The Stress of Helping Others Heal
Healthcare professionals and addiction is a current issue in the current COVID world. Healthcare professionals work in an intense, fast-paced environment, and while their professions are celebrated and championed, the stress of their occupation cannot be understated. Despite the respect garnered from their communities, this pressure can have adverse effects on a healthcare professional’s mental and emotional health, leading to a number of destructive outcomes.
Between compassion fatigue, burnout, and pure exhaustion, healthcare professionals are constantly battling stress and are in need of outlets to process the constant barrage of high-stress scenarios, with substance abuse being a common response to these conditions. Even while helping others heal, substance use disorder and addiction can be prevalent among healthcare professionals, and understanding the trials they face can help destigmatize addiction in this important and strained community.
Understanding the Trials of Healthcare Workers
Healthcare professionals are exposed to traumas on a daily basis. Seeing victims of abuse or trauma victims following car crashes or acts of violence takes an emotional toll, and witnessing the effects of disease can add to these tense feelings. Delivering unfortunate diagnoses and information to patients or families can be difficult, and constant exposure to these events can equally desensitize an individual while still building up the emotional weight in the back of one’s head.
These struggles have only been even further exacerbated by the continued effects of the Covid-19 pandemic, increasing each individual’s workload and greatly extending hours. Nursing and healthcare turnover rates as a result of this stressful environment only continue to compound these effects, increasing the rate of burnout and the need for a break while being tasked with continuing to tackle the pandemic with strained and tired personnel.

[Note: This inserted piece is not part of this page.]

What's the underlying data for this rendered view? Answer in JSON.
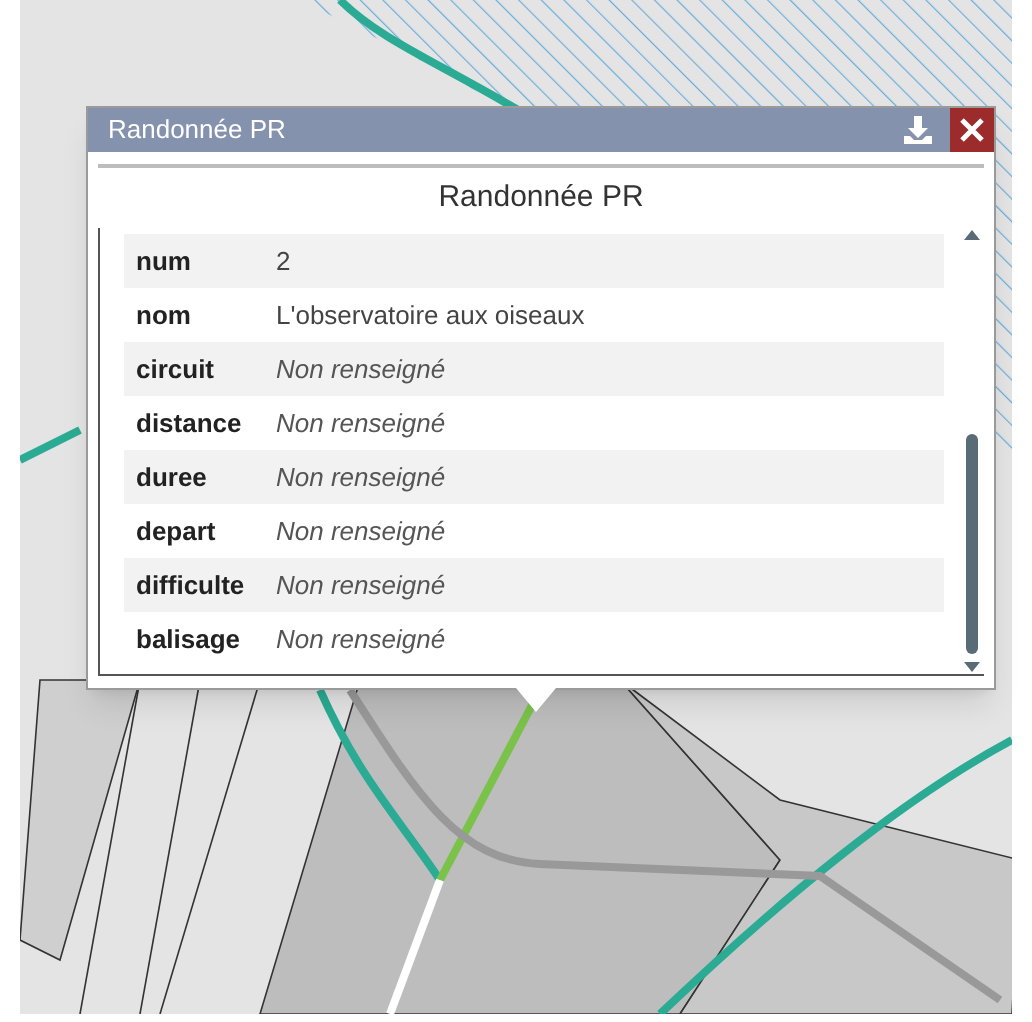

Long hours and the inability to take a vacation can make an individual feel extraordinarily limited in their options, and the use of addictive substances can become a common alternative, even if one knows it is a destructive and dangerous practice.
Access to Substances and Knowledge
Healthcare professionals also work in close proximity to a wide variety of controlled substances and know the effects they have on an individual. This access to prescription drugs and intense substances can make their use seem like a tempting prospect. Coupled with the widespread availability of alcohol across the country, healthcare professionals have unique access to dangerous substances.
Knowing the side effects of various drugs can falsely empower an individual to feel they are in control of their use or can moderate themselves, creating a dangerous precedent in one’s mind that can quickly lead to a substance use disorder or addiction.
Addressing Substance Abuse in Healthcare Professionals
While difficult, it is important to discuss addiction and substance use among healthcare professionals. Substance abuse and addiction can affect anyone, and nobody is immune to addiction regardless of one’s profession or education. One’s work performance, stress and frustration, mood swings, and work attendance can all be affected by one’s substance use to the detriment of one’s own health, professional status, and the wellness of one’s patients.
The topic of substance abuse is a delicate one, but it is essential to create a sense of solidarity and community to face these tumultuous, stressful times and find alternative coping strategies.
For some, this can mean getting together with coworkers and peers to discuss the struggles that these professionals face every day. Others may want to go in the opposite direction and turn off their phones or limit access to information while not on the clock to distance themselves from the stresses of the workplace. Determining the kinds of boundaries that each individual wants to set is the first step towards creating a healthier balance between workplace stresses and one’s home life.
Finding a Community
It can be difficult to articulate how the work environment affects an individual on a personal level. Coupled with the national attention to the coronavirus, as well as the misinformation, doubt, and the birth of new variants therein, the idea that Covid-19 can be overcome can feel like a pipe dream, adding a sense of uncertainty that only increases one’s fatigue. Communities of peers are essential in sharing this unique perspective while developing personalized strategies pertinent to one’s profession.
Acknowledging the trials that healthcare professionals face is essential in deconstructing the stigmas that surround this championed role in a community. Supporting healthcare professionals through this worldwide pandemic means not just understanding that they work long hours and in stressful environments but also allowing healthcare professionals to be people with their own needs outside of the workplace for their own mental, physical, and emotional health.